A young woman in the audience asked about the award’s parameters.  The original focus, Long explained, was on Jews and blacks. As the understanding of diversity for the jury — and in our culture — has evolved, however, the focus has changed from race to diversity to a less solid “otherness.”

AW Treasure Room photos 7

Treasure Room photos by Kelly Ross Brown

Hunt’s work, which contemplates oppression from the point of view of the oppressor who is also a victim, fits the original focus. Andrew Solomon’s Far from the Tree does not. Solomon examines the familial tensions that arise when children do not resemble their parents in significant ways. In 700 jam-packed pages, he interviews parents of children who are dwarfs, deaf, prodigies and killers, among others.

Kevin Powers’ formidable novel — a finalist for the National Book Award — chronicles a soldier’s journey through the Iraq War, friendship and guilt. His book seems to suit a literal interpretation of Wolf’s vision even less.

“What undergirds all these works is a shared humanity,” Long explained.

For contemporary authors, winning the Anisfield-Wolf Award, especially for fiction writers and poets, acknowledges their work has more than just literary merit.

“I didn’t have an overlay agenda when I was writing it to help enact change or promote racial diversity and all the wonderful things they use to describe the award,” Hunt says. “But certainly lurking in the DNA of the project for me was the desire to do something positive and to have it recognized as such by the administrators of this award and by a pretty extraordinary jury … is really quite an extraordinary experience and one I wasn’t counting on.” *

Hunt, whose novel was also a finalist for the PEN/Faulkner Award this year, said he is humbled to be in the company of past and current winners of the Anisfield-Wolf Award. He is pushing forward with a follow-up to Kind One that will be published by Little, Brown in 2014.

Gloria says he did not weep when he heard he had won; the realization only sank in while he was on the phone with his wife. She cried, too.

Gloria said he was touched when Long shared the story of the award and Edith Anisfield Wolf with him. He recalls her telling him, “What we think the award does, is it inspires people to do greater things after being recognized.”

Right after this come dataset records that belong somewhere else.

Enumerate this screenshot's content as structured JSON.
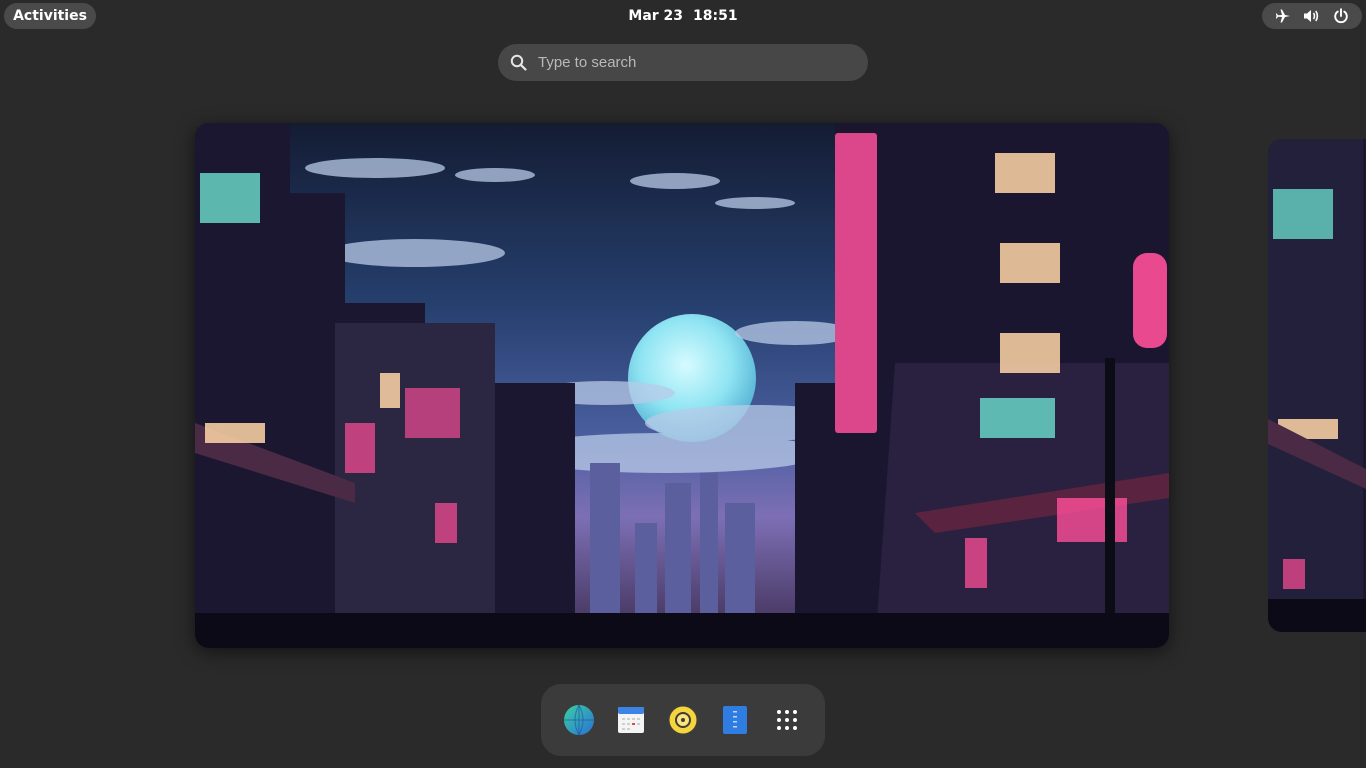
{
  "topbar": {
    "activities_label": "Activities",
    "date": "Mar 23",
    "time": "18:51",
    "tray_icons": [
      "airplane-mode-icon",
      "volume-icon",
      "power-icon"
    ]
  },
  "search": {
    "placeholder": "Type to search",
    "value": ""
  },
  "workspaces": [
    {
      "name": "workspace-1",
      "wallpaper": "neon-city-night"
    },
    {
      "name": "workspace-2",
      "wallpaper": "neon-city-night"
    }
  ],
  "dock": {
    "items": [
      {
        "icon": "web-browser-icon"
      },
      {
        "icon": "calendar-icon"
      },
      {
        "icon": "music-player-icon"
      },
      {
        "icon": "text-editor-icon"
      },
      {
        "icon": "app-grid-icon"
      }
    ]
  },
  "colors": {
    "background": "#2a2a2a",
    "pill": "#4a4a4a",
    "search_bg": "#474747",
    "dock_bg": "#3b3b3b",
    "neon_pink": "#ff4f9a",
    "moon": "#8fe8f5"
  }
}
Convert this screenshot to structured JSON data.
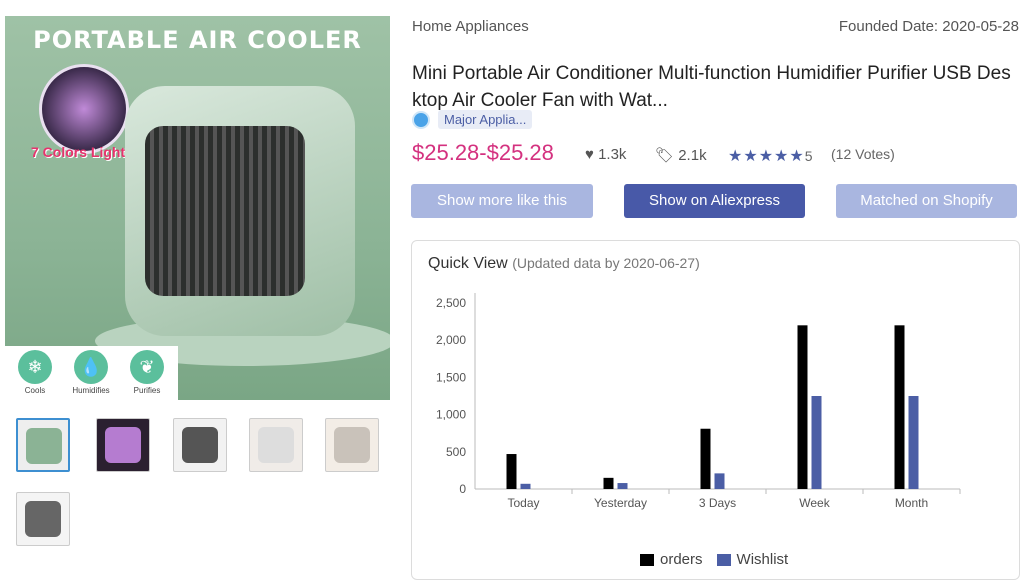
{
  "image": {
    "banner": "PORTABLE AIR COOLER",
    "colors_text": "7 Colors Lights",
    "features": [
      "Cools",
      "Humidifies",
      "Purifies"
    ]
  },
  "category": "Home Appliances",
  "founded": "Founded Date: 2020-05-28",
  "title": "Mini Portable Air Conditioner Multi-function Humidifier Purifier USB Desktop Air Cooler Fan with Wat...",
  "tag": "Major Applia...",
  "price": "$25.28-$25.28",
  "likes": "1.3k",
  "orders_count": "2.1k",
  "rating": "5",
  "votes": "(12 Votes)",
  "buttons": {
    "more": "Show more like this",
    "aliexpress": "Show on Aliexpress",
    "shopify": "Matched on Shopify"
  },
  "quick_view": {
    "title": "Quick View",
    "updated": "(Updated data by 2020-06-27)"
  },
  "colors": {
    "orders": "#000000",
    "wishlist": "#4b5ea5",
    "price": "#d4317f"
  },
  "chart_data": {
    "type": "bar",
    "categories": [
      "Today",
      "Yesterday",
      "3 Days",
      "Week",
      "Month"
    ],
    "series": [
      {
        "name": "orders",
        "values": [
          470,
          150,
          810,
          2200,
          2200
        ]
      },
      {
        "name": "Wishlist",
        "values": [
          70,
          80,
          210,
          1250,
          1250
        ]
      }
    ],
    "ylim": [
      0,
      2500
    ],
    "yticks": [
      0,
      500,
      1000,
      1500,
      2000,
      2500
    ],
    "ytick_labels": [
      "0",
      "500",
      "1,000",
      "1,500",
      "2,000",
      "2,500"
    ],
    "legend": "bottom"
  }
}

“I know poetry matters, and it matters to a lot of people,” Gloria says. “But to be recognized for something that honors such a beautiful thing, creating this sort of awareness and recognizing this award honors culture and race and race relations, it’s kind of an important thing, especially as a person of color who has been exposed to racism almost on a regular basis. It’s a big deal.”

This year, Hunt, Gloria, and Powers will do public readings of their work at three locations on September 11; the awards ceremony takes place on September 12.

Jacqueline Marino is the author of White Coats: Three Journeys through an American Medical School and an associate professor of journalism at Kent State University.

* An earlier version of this story included a shortened, incomplete quote from Hunt.

“The Biggest Little-Known Book Award” by Jacqueline Marino appears in Best of Belt, our first-year print anthology. Order the book here: